Improper Electrical Grounding Techniques: Do These Exist In Your Home?
Proper electrical grounding prevents the unwanted voltage on non-current-carrying metal objects. It also aids in the correct operation of overcurrent devices.
Codes and rules have changed considerably over the years, meaning how the electrical system operates today are very different than how it operated a decade or two ago. You may love your thirty, fifty, even one-hundred-year-old home because of its charm and personality, but the electrical system may be a ticking time bomb.
Improper Replacement Of Non-Grounded Outlets
The easiest electrical hazard you’ll find in an older home is a two-prong electrical outlet. Because these are such obvious hazards, they are also the first things electricians tend to replace. However, many do-it-yourselfers do this in an incorrect way.
- They hook up a new grounding outlet to an old electrical system. The new outlet can give a false sense of security to future electricians that assume they are protected from a properly grounded outlet.
- They connect the green grounding terminal of a grounded container to a grounded neutral conductor. When connected, voltage will appear on both the neutral and ground wires. Any noncurrent-carrying appliance will become energized and shock the user.
- They connect an individual ground conductor from the green grounding terminal of a grounded receptacle to the nearest grounded object, such as a water pipe. This connection will have resistance, depending on the object use, and possibly not trip the breaker when a ground fault occurs, allowing the object to remain energized.
Proper approaches include running a new branch circuit back to the panel, verifying a valid ground. And when two prong outlets are replaced, proper code says to include a sticker that says, “no equipment ground.”
Improper Grounding Frames of Electric Ranges and Clothes Dryers
Before 1996, it was common practice to use the neutral as an equipment ground. Now, however, all frames of common household appliances such as electric ranges, clothes dryers, wall mounted ovens, and countertop mounted cooking panels must be grounded by a fourth wire, an equipment grounding conductor. If you still have an old appliance in place, the best course of action is to run a new 4-wire branch circuit from the panel. The neutral if used as an equipment grounding conductor should be removed.
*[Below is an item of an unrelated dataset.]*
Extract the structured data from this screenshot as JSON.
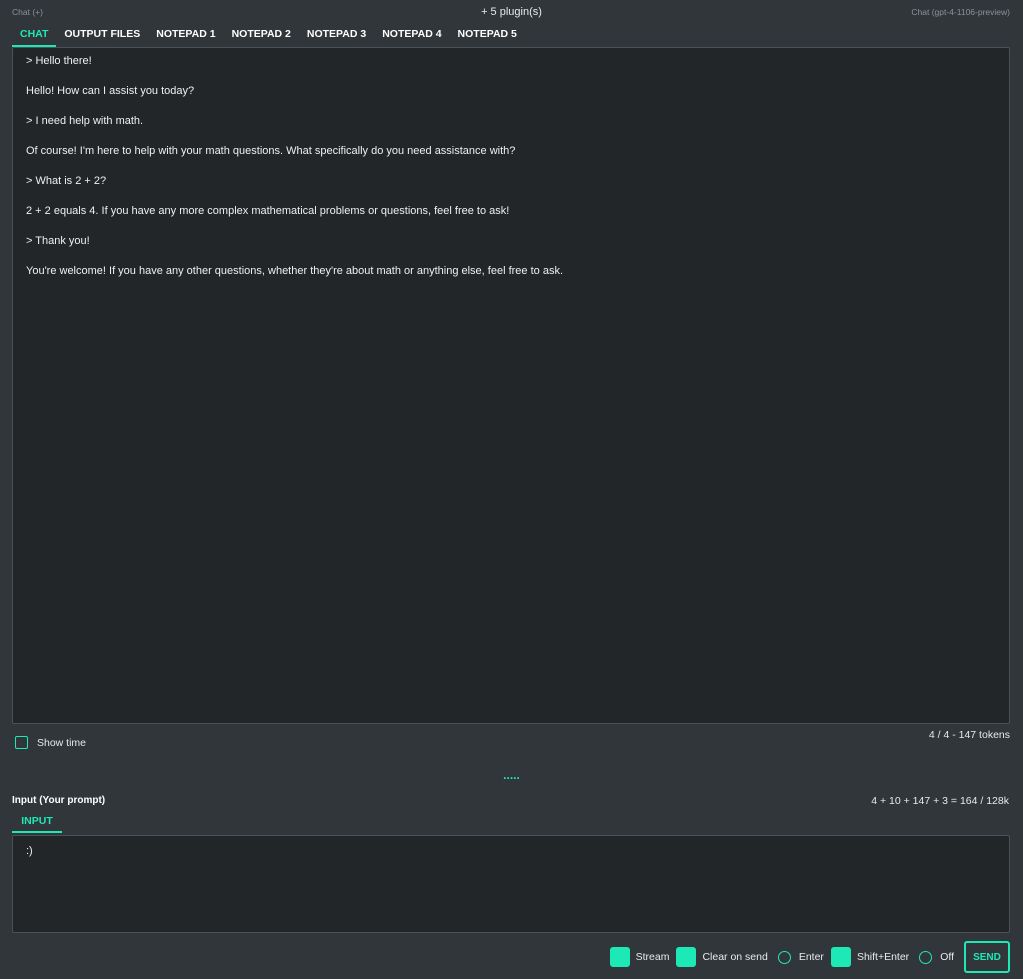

Improper Reconnection After Equipment Repairs
It’s commonplace to replace or even move equipment around as a house ages and needs change. Microwaves, double wall ovens, and countertop cooking panels may now be the standard for today’s kitchens but rarely existed a few short years ago. As equipment is replaced and relocated, equipment ground paths are often broken. If these connections are not fixed, they are an accident waiting to happen. Dirt and erosion can also compromise ground continuity over time.
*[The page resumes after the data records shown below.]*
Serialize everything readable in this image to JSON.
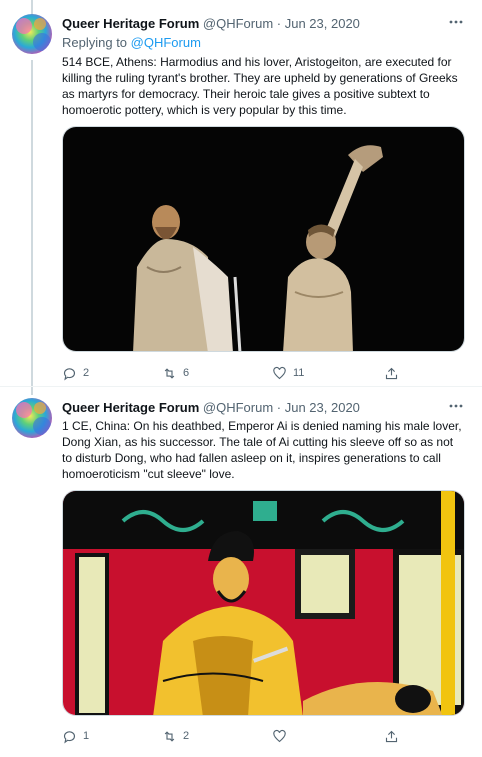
{
  "tweets": [
    {
      "name": "Queer Heritage Forum",
      "handle": "@QHForum",
      "date": "· Jun 23, 2020",
      "reply_prefix": "Replying to ",
      "reply_handle": "@QHForum",
      "text": "514 BCE, Athens: Harmodius and his lover, Aristogeiton, are executed for killing the ruling tyrant's brother. They are upheld by generations of Greeks as martyrs for democracy. Their heroic tale gives a positive subtext to homoerotic pottery, which is very popular by this time.",
      "replies": "2",
      "retweets": "6",
      "likes": "11"
    },
    {
      "name": "Queer Heritage Forum",
      "handle": "@QHForum",
      "date": "· Jun 23, 2020",
      "text": "1 CE, China: On his deathbed, Emperor Ai is denied naming his male lover, Dong Xian, as his successor. The tale of Ai cutting his sleeve off so as not to disturb Dong, who had fallen asleep on it, inspires generations to call homoeroticism \"cut sleeve\" love.",
      "replies": "1",
      "retweets": "2",
      "likes": ""
    }
  ],
  "icons": {
    "reply": "reply-icon",
    "retweet": "retweet-icon",
    "like": "heart-icon",
    "share": "share-icon",
    "more": "more-icon"
  },
  "colors": {
    "link": "#1d9bf0",
    "secondary": "#536471",
    "border": "#cfd9de"
  }
}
Have questions about electrical grounding techniques used throughout your home? Only trust a certified, professional electrician to ensure the safety of your family. Your life depends on it.